Show every line from the entries that follow which holds the word "Root".

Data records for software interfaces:
----
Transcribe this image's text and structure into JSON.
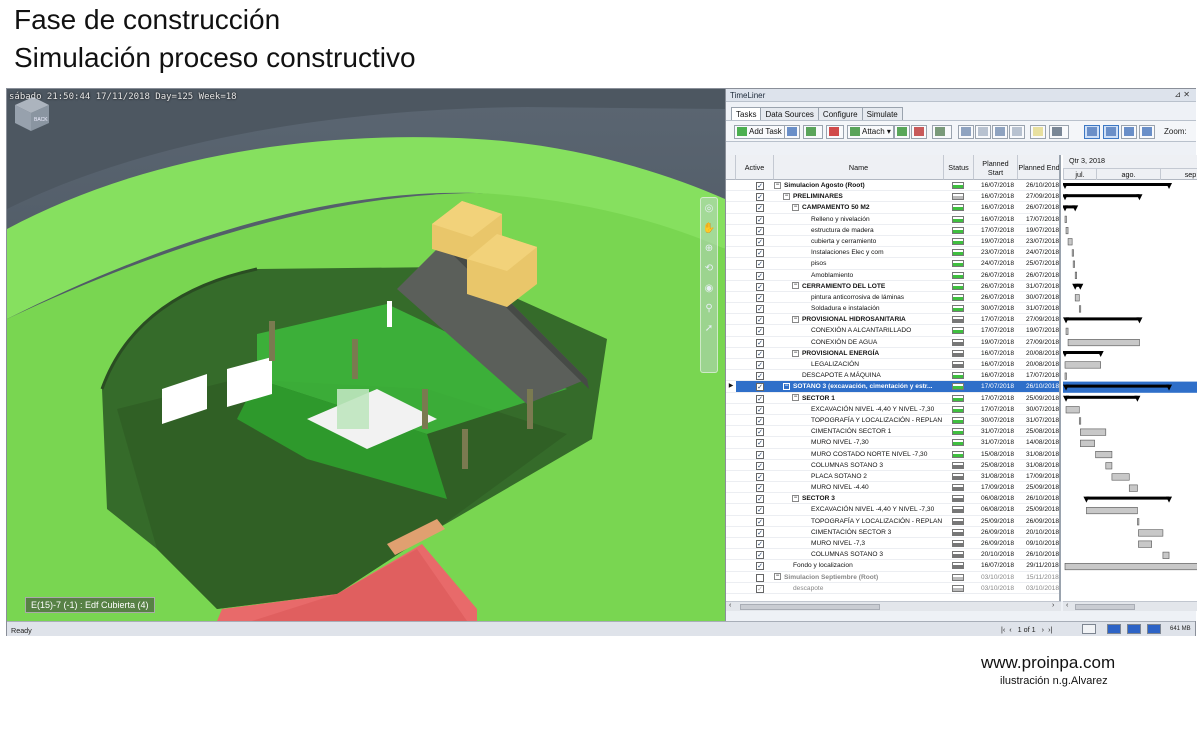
{
  "slide": {
    "title_line1": "Fase de construcción",
    "title_line2": "Simulación proceso constructivo",
    "website": "www.proinpa.com",
    "credit": "ilustración n.g.Alvarez"
  },
  "viewport": {
    "overlay_text": "sábado 21:50:44 17/11/2018 Day=125 Week=18",
    "element_tip": "E(15)-7 (-1) : Edf Cubierta (4)",
    "viewcube_label": "BACK"
  },
  "timeliner": {
    "title": "TimeLiner",
    "tabs": [
      "Tasks",
      "Data Sources",
      "Configure",
      "Simulate"
    ],
    "toolbar": {
      "add_task": "Add Task",
      "attach": "Attach",
      "zoom_label": "Zoom:"
    },
    "columns": {
      "active": "Active",
      "name": "Name",
      "status": "Status",
      "planned_start_1": "Planned",
      "planned_start_2": "Start",
      "planned_end": "Planned End"
    },
    "gantt": {
      "quarter": "Qtr 3, 2018",
      "months": [
        "jul.",
        "ago.",
        "sep"
      ]
    },
    "tasks": [
      {
        "name": "Simulacion Agosto (Root)",
        "start": "16/07/2018",
        "end": "26/10/2018",
        "level": 0,
        "bold": true,
        "expand": "−",
        "status": "green",
        "bar": [
          0,
          102
        ],
        "summary": true
      },
      {
        "name": "PRELIMINARES",
        "start": "16/07/2018",
        "end": "27/09/2018",
        "level": 1,
        "bold": true,
        "expand": "−",
        "status": "light",
        "bar": [
          0,
          73
        ],
        "summary": true
      },
      {
        "name": "CAMPAMENTO 50 M2",
        "start": "16/07/2018",
        "end": "26/07/2018",
        "level": 2,
        "bold": true,
        "expand": "−",
        "status": "green",
        "bar": [
          0,
          10
        ],
        "summary": true
      },
      {
        "name": "Relleno y nivelación",
        "start": "16/07/2018",
        "end": "17/07/2018",
        "level": 3,
        "status": "green",
        "bar": [
          0,
          1
        ]
      },
      {
        "name": "estructura de madera",
        "start": "17/07/2018",
        "end": "19/07/2018",
        "level": 3,
        "status": "green",
        "bar": [
          1,
          3
        ]
      },
      {
        "name": "cubierta y cerramiento",
        "start": "19/07/2018",
        "end": "23/07/2018",
        "level": 3,
        "status": "green",
        "bar": [
          3,
          7
        ]
      },
      {
        "name": "Instalaciones Elec y com",
        "start": "23/07/2018",
        "end": "24/07/2018",
        "level": 3,
        "status": "green",
        "bar": [
          7,
          8
        ]
      },
      {
        "name": "pisos",
        "start": "24/07/2018",
        "end": "25/07/2018",
        "level": 3,
        "status": "green",
        "bar": [
          8,
          9
        ]
      },
      {
        "name": "Amoblamiento",
        "start": "26/07/2018",
        "end": "26/07/2018",
        "level": 3,
        "status": "green",
        "bar": [
          10,
          10
        ]
      },
      {
        "name": "CERRAMIENTO DEL LOTE",
        "start": "26/07/2018",
        "end": "31/07/2018",
        "level": 2,
        "bold": true,
        "expand": "−",
        "status": "green",
        "bar": [
          10,
          15
        ],
        "summary": true
      },
      {
        "name": "pintura anticorrosiva de láminas",
        "start": "26/07/2018",
        "end": "30/07/2018",
        "level": 3,
        "status": "green",
        "bar": [
          10,
          14
        ]
      },
      {
        "name": "Soldadura e instalación",
        "start": "30/07/2018",
        "end": "31/07/2018",
        "level": 3,
        "status": "green",
        "bar": [
          14,
          15
        ]
      },
      {
        "name": "PROVISIONAL HIDROSANITARIA",
        "start": "17/07/2018",
        "end": "27/09/2018",
        "level": 2,
        "bold": true,
        "expand": "−",
        "status": "gray",
        "bar": [
          1,
          73
        ],
        "summary": true
      },
      {
        "name": "CONEXIÓN A ALCANTARILLADO",
        "start": "17/07/2018",
        "end": "19/07/2018",
        "level": 3,
        "status": "green",
        "bar": [
          1,
          3
        ]
      },
      {
        "name": "CONEXIÓN DE AGUA",
        "start": "19/07/2018",
        "end": "27/09/2018",
        "level": 3,
        "status": "gray",
        "bar": [
          3,
          73
        ]
      },
      {
        "name": "PROVISIONAL ENERGÍA",
        "start": "16/07/2018",
        "end": "20/08/2018",
        "level": 2,
        "bold": true,
        "expand": "−",
        "status": "gray",
        "bar": [
          0,
          35
        ],
        "summary": true
      },
      {
        "name": "LEGALIZACIÓN",
        "start": "16/07/2018",
        "end": "20/08/2018",
        "level": 3,
        "status": "gray",
        "bar": [
          0,
          35
        ]
      },
      {
        "name": "DESCAPOTE A MÁQUINA",
        "start": "16/07/2018",
        "end": "17/07/2018",
        "level": 2,
        "status": "green",
        "bar": [
          0,
          1
        ]
      },
      {
        "name": "SOTANO 3 (excavación, cimentación y estr...",
        "start": "17/07/2018",
        "end": "26/10/2018",
        "level": 1,
        "bold": true,
        "expand": "−",
        "status": "green",
        "bar": [
          1,
          102
        ],
        "summary": true,
        "selected": true
      },
      {
        "name": "SECTOR 1",
        "start": "17/07/2018",
        "end": "25/09/2018",
        "level": 2,
        "bold": true,
        "expand": "−",
        "status": "green",
        "bar": [
          1,
          71
        ],
        "summary": true
      },
      {
        "name": "EXCAVACIÓN NIVEL -4,40 Y NIVEL -7,30",
        "start": "17/07/2018",
        "end": "30/07/2018",
        "level": 3,
        "status": "green",
        "bar": [
          1,
          14
        ]
      },
      {
        "name": "TOPOGRAFÍA Y LOCALIZACIÓN - REPLANTEO ...",
        "start": "30/07/2018",
        "end": "31/07/2018",
        "level": 3,
        "status": "green",
        "bar": [
          14,
          15
        ]
      },
      {
        "name": "CIMENTACIÓN SECTOR 1",
        "start": "31/07/2018",
        "end": "25/08/2018",
        "level": 3,
        "status": "green",
        "bar": [
          15,
          40
        ]
      },
      {
        "name": "MURO NIVEL -7,30",
        "start": "31/07/2018",
        "end": "14/08/2018",
        "level": 3,
        "status": "green",
        "bar": [
          15,
          29
        ]
      },
      {
        "name": "MURO COSTADO NORTE NIVEL -7,30",
        "start": "15/08/2018",
        "end": "31/08/2018",
        "level": 3,
        "status": "green",
        "bar": [
          30,
          46
        ]
      },
      {
        "name": "COLUMNAS SOTANO 3",
        "start": "25/08/2018",
        "end": "31/08/2018",
        "level": 3,
        "status": "gray",
        "bar": [
          40,
          46
        ]
      },
      {
        "name": "PLACA SOTANO 2",
        "start": "31/08/2018",
        "end": "17/09/2018",
        "level": 3,
        "status": "gray",
        "bar": [
          46,
          63
        ]
      },
      {
        "name": "MURO NIVEL -4.40",
        "start": "17/09/2018",
        "end": "25/09/2018",
        "level": 3,
        "status": "gray",
        "bar": [
          63,
          71
        ]
      },
      {
        "name": "SECTOR 3",
        "start": "06/08/2018",
        "end": "26/10/2018",
        "level": 2,
        "bold": true,
        "expand": "−",
        "status": "gray",
        "bar": [
          21,
          102
        ],
        "summary": true
      },
      {
        "name": "EXCAVACIÓN NIVEL -4,40 Y NIVEL -7,30",
        "start": "06/08/2018",
        "end": "25/09/2018",
        "level": 3,
        "status": "gray",
        "bar": [
          21,
          71
        ]
      },
      {
        "name": "TOPOGRAFÍA Y LOCALIZACIÓN - REPLANTEO ...",
        "start": "25/09/2018",
        "end": "26/09/2018",
        "level": 3,
        "status": "gray",
        "bar": [
          71,
          72
        ]
      },
      {
        "name": "CIMENTACIÓN SECTOR 3",
        "start": "26/09/2018",
        "end": "20/10/2018",
        "level": 3,
        "status": "gray",
        "bar": [
          72,
          96
        ]
      },
      {
        "name": "MURO NIVEL -7,3",
        "start": "26/09/2018",
        "end": "09/10/2018",
        "level": 3,
        "status": "gray",
        "bar": [
          72,
          85
        ]
      },
      {
        "name": "COLUMNAS SOTANO 3",
        "start": "20/10/2018",
        "end": "26/10/2018",
        "level": 3,
        "status": "gray",
        "bar": [
          96,
          102
        ]
      },
      {
        "name": "Fondo y localizacion",
        "start": "16/07/2018",
        "end": "29/11/2018",
        "level": 1,
        "status": "gray",
        "bar": [
          0,
          136
        ]
      },
      {
        "name": "Simulacion Septiembre (Root)",
        "start": "03/10/2018",
        "end": "15/11/2018",
        "level": 0,
        "bold": true,
        "expand": "−",
        "status": "light",
        "gray": true,
        "unchecked": true
      },
      {
        "name": "descapote",
        "start": "03/10/2018",
        "end": "03/10/2018",
        "level": 1,
        "status": "light",
        "gray": true
      }
    ]
  },
  "statusbar": {
    "text": "Ready",
    "page": "1 of 1",
    "memory": "641 MB"
  },
  "colors": {
    "selection": "#2f6fc9",
    "gantt_bar": "#c8c8c8",
    "summary_bar": "#000000",
    "grass": "#7ed957",
    "building_green": "#3fbf3f"
  }
}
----
Solution to this exercise
        "name": "Simulacion Agosto (Root)",
        "name": "Simulacion Septiembre (Root)",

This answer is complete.